Assigned task: The lines you need are those holding the word "screenshot"; pull them from the material.

Input:
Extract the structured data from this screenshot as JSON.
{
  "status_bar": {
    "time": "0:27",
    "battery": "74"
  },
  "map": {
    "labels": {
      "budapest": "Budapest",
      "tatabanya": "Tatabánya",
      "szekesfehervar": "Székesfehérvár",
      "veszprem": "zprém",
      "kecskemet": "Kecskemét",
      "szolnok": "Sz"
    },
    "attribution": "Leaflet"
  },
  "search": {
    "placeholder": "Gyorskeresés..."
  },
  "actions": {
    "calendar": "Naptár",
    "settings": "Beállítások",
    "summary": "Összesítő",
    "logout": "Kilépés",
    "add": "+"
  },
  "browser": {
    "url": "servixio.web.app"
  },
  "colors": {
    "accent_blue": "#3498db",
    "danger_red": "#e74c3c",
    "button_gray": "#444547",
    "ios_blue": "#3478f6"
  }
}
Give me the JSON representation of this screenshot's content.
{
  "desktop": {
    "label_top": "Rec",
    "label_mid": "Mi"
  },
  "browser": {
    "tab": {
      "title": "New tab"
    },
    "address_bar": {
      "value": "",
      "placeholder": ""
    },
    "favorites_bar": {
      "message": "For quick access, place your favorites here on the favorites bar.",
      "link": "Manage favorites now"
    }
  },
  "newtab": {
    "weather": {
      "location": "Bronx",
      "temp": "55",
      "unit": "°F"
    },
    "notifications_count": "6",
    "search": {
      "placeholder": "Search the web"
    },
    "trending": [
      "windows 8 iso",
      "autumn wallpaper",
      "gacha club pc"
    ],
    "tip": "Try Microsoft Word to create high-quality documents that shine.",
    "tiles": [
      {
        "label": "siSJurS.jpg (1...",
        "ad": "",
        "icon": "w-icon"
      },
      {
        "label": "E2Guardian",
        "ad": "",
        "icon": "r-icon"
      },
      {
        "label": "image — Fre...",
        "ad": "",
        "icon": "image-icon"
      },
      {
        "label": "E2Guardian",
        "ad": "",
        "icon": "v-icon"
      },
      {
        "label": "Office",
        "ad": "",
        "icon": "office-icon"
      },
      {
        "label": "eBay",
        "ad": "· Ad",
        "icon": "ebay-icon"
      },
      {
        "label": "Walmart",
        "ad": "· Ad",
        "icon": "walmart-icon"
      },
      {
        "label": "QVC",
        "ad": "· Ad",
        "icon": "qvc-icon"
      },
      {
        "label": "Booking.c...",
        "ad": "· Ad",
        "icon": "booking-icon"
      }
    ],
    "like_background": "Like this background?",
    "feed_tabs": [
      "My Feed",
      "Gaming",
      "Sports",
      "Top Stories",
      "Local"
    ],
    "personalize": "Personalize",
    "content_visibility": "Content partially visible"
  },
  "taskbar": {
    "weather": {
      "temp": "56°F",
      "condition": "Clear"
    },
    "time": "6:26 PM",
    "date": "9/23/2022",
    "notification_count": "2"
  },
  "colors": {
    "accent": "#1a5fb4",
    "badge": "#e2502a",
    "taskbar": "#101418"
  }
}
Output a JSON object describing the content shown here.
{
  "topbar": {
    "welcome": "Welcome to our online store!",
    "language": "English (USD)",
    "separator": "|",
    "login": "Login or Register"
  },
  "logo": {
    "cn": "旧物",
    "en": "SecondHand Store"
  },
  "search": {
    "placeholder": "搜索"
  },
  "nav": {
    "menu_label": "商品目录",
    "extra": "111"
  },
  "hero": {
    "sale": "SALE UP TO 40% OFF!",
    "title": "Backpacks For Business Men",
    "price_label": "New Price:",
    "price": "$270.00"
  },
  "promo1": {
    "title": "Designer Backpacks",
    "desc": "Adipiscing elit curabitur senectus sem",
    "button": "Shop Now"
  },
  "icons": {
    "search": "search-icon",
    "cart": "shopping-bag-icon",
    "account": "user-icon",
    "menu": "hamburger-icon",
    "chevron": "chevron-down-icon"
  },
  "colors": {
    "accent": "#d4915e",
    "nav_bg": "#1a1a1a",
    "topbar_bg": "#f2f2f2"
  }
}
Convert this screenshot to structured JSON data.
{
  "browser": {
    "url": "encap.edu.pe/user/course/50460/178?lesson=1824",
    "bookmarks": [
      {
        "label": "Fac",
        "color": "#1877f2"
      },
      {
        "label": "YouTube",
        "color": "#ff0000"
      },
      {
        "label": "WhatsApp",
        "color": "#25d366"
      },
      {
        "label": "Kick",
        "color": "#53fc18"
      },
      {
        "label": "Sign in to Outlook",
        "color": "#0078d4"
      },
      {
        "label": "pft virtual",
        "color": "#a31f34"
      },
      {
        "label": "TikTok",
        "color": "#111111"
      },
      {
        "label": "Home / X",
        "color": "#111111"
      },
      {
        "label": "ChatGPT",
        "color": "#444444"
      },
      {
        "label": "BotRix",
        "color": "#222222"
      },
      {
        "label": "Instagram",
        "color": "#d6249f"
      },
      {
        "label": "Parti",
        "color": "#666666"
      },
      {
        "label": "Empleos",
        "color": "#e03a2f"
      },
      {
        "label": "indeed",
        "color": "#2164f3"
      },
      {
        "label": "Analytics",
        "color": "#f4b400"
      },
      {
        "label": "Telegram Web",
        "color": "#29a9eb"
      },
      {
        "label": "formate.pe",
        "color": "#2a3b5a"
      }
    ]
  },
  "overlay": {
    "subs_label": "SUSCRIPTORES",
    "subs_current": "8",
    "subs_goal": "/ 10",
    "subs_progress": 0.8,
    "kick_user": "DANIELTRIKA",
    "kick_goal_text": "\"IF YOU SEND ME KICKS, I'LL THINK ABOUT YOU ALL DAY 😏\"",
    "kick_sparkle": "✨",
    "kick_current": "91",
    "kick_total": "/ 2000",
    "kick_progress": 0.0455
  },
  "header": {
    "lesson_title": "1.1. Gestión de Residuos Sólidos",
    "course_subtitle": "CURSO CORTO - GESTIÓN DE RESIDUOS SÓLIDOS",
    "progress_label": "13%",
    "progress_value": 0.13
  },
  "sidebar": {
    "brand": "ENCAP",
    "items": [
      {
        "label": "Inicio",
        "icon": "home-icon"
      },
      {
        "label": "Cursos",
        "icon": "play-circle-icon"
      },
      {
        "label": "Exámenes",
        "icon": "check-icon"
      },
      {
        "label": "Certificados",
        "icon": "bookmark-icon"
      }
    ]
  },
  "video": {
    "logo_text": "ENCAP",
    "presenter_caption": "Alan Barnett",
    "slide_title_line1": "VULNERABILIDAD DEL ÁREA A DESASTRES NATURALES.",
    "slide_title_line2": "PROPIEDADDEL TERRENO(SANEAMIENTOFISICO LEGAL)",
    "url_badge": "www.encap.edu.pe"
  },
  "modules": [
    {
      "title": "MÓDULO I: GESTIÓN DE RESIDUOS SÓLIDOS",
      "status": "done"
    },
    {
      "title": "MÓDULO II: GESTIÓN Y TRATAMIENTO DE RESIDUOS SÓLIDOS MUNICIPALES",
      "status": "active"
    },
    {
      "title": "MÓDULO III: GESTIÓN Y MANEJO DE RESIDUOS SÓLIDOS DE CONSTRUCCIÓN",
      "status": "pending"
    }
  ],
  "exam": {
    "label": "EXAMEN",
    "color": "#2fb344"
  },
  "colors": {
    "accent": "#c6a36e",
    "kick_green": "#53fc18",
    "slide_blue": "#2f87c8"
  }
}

Answer area:
Extract the structured data from this screenshot as JSON.
Give me the JSON representation of this screenshot's content.
Convert this screenshot to structured JSON data.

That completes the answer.